WASHINGTON - The US Postal Service, expecting about $9 billion in losses this year amid slumping mail volume, is still paying thousands of its workers millions of dollars each year to do nothing.
Longstanding labor agreements with the largest postal unions prohibit the Postal Service from laying off or reassigning workers because of broken equipment or periods of low mail volume. Instead, some idled employees report for work and are instructed to sit in a break room or cafeteria and do nothing.
Standby time totaled 170,666 hours in the first six months of 2011, costing the Postal Service $4.3 million, according to an audit by the Postal Service inspector general’s office.
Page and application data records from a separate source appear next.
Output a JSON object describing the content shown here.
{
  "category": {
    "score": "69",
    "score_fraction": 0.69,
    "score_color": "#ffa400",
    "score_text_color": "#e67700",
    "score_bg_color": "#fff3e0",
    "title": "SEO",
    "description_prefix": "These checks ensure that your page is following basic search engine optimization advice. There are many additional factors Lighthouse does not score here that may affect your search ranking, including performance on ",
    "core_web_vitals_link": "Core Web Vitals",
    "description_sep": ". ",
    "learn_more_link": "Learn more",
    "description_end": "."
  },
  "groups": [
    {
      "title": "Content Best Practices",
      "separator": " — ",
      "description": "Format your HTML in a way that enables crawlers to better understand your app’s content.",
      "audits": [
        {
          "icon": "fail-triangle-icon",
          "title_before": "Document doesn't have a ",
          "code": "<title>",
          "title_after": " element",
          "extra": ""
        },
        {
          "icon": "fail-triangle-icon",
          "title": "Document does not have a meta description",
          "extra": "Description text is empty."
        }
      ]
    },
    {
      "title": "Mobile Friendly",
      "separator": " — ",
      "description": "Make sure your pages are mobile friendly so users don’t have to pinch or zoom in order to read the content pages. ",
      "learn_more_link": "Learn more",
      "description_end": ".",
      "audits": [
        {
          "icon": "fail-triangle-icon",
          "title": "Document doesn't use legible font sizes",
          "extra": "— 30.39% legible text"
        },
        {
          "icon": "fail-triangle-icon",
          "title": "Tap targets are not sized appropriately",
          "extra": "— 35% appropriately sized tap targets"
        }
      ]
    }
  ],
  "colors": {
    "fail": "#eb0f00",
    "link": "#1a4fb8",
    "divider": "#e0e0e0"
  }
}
Standby time is down considerably this year from 2009, when workers billed 1.2 million such hours at a cost of $30.9 million, according to the report.
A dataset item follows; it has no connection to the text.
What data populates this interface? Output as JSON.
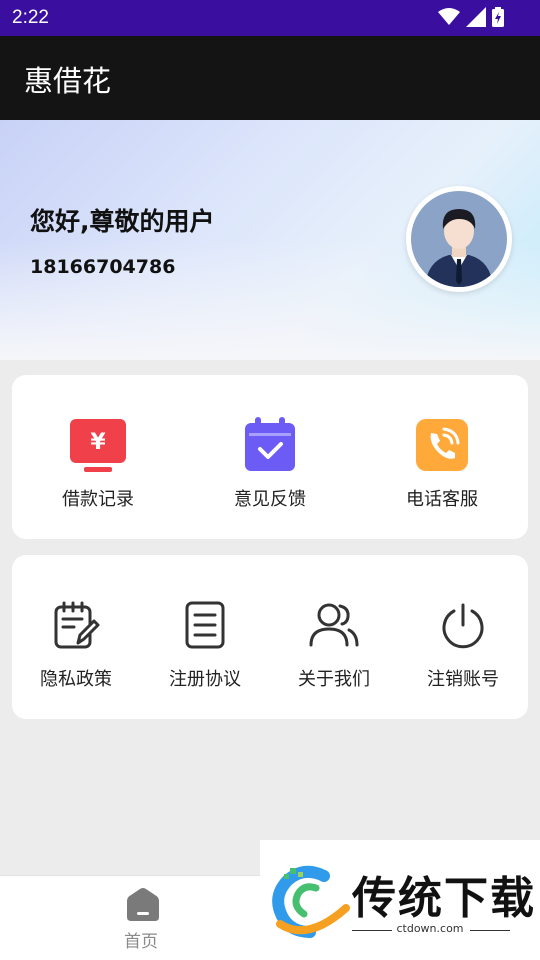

Members of the American Postal Workers Union and the National Association of Letter Carriers are eligible for standby time payments, but the option was rarely exercised by supervisors until 2009, when mail volume began to plummet.
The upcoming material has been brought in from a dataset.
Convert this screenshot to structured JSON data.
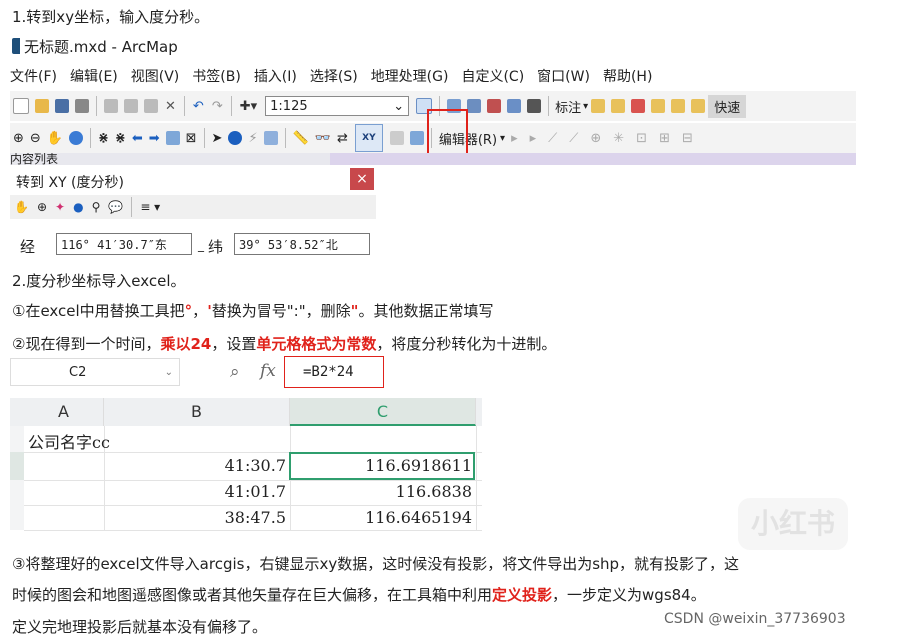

The Postal Service said it would require new monthly monitoring of standby payments by the end of September.